:: The input
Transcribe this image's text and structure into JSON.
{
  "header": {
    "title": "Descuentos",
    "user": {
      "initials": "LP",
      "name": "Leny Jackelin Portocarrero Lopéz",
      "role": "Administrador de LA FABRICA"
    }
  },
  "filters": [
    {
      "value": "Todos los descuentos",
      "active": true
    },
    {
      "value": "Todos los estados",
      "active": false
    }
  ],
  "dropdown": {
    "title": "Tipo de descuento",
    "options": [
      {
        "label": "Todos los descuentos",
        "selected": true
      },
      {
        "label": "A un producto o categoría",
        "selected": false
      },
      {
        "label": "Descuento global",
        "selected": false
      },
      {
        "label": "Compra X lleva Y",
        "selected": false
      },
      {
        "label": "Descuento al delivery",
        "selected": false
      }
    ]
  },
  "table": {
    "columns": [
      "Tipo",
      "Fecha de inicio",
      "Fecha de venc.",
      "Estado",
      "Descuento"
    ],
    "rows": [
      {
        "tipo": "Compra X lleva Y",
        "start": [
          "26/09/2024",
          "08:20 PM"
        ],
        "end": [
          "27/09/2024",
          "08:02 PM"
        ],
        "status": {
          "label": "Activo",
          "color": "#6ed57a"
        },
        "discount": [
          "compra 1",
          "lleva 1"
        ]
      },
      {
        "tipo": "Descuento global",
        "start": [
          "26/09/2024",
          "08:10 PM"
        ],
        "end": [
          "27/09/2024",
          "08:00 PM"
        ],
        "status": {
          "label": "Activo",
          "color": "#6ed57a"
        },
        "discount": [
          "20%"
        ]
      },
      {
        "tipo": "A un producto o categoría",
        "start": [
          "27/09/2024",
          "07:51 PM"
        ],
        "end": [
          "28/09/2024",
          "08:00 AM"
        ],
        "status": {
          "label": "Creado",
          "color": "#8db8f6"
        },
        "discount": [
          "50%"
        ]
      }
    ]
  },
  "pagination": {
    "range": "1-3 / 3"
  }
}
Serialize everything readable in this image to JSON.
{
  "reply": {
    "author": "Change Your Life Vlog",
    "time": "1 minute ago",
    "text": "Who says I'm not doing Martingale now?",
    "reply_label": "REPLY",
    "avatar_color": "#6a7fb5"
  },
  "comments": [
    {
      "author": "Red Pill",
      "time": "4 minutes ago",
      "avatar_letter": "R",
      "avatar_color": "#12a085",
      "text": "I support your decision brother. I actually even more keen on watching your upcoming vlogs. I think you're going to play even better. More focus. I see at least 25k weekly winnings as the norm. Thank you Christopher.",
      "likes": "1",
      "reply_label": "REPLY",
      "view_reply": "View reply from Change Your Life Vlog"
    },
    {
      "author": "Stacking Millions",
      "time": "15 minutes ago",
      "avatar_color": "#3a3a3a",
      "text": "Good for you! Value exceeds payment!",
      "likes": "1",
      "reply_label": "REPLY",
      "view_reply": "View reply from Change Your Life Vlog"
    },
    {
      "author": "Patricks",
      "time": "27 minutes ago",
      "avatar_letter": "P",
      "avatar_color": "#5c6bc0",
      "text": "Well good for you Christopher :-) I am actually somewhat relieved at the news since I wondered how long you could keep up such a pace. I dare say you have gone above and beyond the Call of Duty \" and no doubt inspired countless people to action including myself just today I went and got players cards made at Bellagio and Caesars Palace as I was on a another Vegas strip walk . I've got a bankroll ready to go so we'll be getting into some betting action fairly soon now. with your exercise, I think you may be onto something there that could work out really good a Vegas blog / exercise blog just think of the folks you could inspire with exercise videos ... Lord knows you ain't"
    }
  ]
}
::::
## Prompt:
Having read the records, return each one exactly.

## Response area:
Transcribe this image's text and structure into JSON.
{
  "header": {
    "title": "Descuentos",
    "user": {
      "initials": "LP",
      "name": "Leny Jackelin Portocarrero Lopéz",
      "role": "Administrador de LA FABRICA"
    }
  },
  "filters": [
    {
      "value": "Todos los descuentos",
      "active": true
    },
    {
      "value": "Todos los estados",
      "active": false
    }
  ],
  "dropdown": {
    "title": "Tipo de descuento",
    "options": [
      {
        "label": "Todos los descuentos",
        "selected": true
      },
      {
        "label": "A un producto o categoría",
        "selected": false
      },
      {
        "label": "Descuento global",
        "selected": false
      },
      {
        "label": "Compra X lleva Y",
        "selected": false
      },
      {
        "label": "Descuento al delivery",
        "selected": false
      }
    ]
  },
  "table": {
    "columns": [
      "Tipo",
      "Fecha de inicio",
      "Fecha de venc.",
      "Estado",
      "Descuento"
    ],
    "rows": [
      {
        "tipo": "Compra X lleva Y",
        "start": [
          "26/09/2024",
          "08:20 PM"
        ],
        "end": [
          "27/09/2024",
          "08:02 PM"
        ],
        "status": {
          "label": "Activo",
          "color": "#6ed57a"
        },
        "discount": [
          "compra 1",
          "lleva 1"
        ]
      },
      {
        "tipo": "Descuento global",
        "start": [
          "26/09/2024",
          "08:10 PM"
        ],
        "end": [
          "27/09/2024",
          "08:00 PM"
        ],
        "status": {
          "label": "Activo",
          "color": "#6ed57a"
        },
        "discount": [
          "20%"
        ]
      },
      {
        "tipo": "A un producto o categoría",
        "start": [
          "27/09/2024",
          "07:51 PM"
        ],
        "end": [
          "28/09/2024",
          "08:00 AM"
        ],
        "status": {
          "label": "Creado",
          "color": "#8db8f6"
        },
        "discount": [
          "50%"
        ]
      }
    ]
  },
  "pagination": {
    "range": "1-3 / 3"
  }
}
Serialize everything readable in this image to JSON.
{
  "reply": {
    "author": "Change Your Life Vlog",
    "time": "1 minute ago",
    "text": "Who says I'm not doing Martingale now?",
    "reply_label": "REPLY",
    "avatar_color": "#6a7fb5"
  },
  "comments": [
    {
      "author": "Red Pill",
      "time": "4 minutes ago",
      "avatar_letter": "R",
      "avatar_color": "#12a085",
      "text": "I support your decision brother. I actually even more keen on watching your upcoming vlogs. I think you're going to play even better. More focus. I see at least 25k weekly winnings as the norm. Thank you Christopher.",
      "likes": "1",
      "reply_label": "REPLY",
      "view_reply": "View reply from Change Your Life Vlog"
    },
    {
      "author": "Stacking Millions",
      "time": "15 minutes ago",
      "avatar_color": "#3a3a3a",
      "text": "Good for you! Value exceeds payment!",
      "likes": "1",
      "reply_label": "REPLY",
      "view_reply": "View reply from Change Your Life Vlog"
    },
    {
      "author": "Patricks",
      "time": "27 minutes ago",
      "avatar_letter": "P",
      "avatar_color": "#5c6bc0",
      "text": "Well good for you Christopher :-) I am actually somewhat relieved at the news since I wondered how long you could keep up such a pace. I dare say you have gone above and beyond the Call of Duty \" and no doubt inspired countless people to action including myself just today I went and got players cards made at Bellagio and Caesars Palace as I was on a another Vegas strip walk . I've got a bankroll ready to go so we'll be getting into some betting action fairly soon now. with your exercise, I think you may be onto something there that could work out really good a Vegas blog / exercise blog just think of the folks you could inspire with exercise videos ... Lord knows you ain't"
    }
  ]
}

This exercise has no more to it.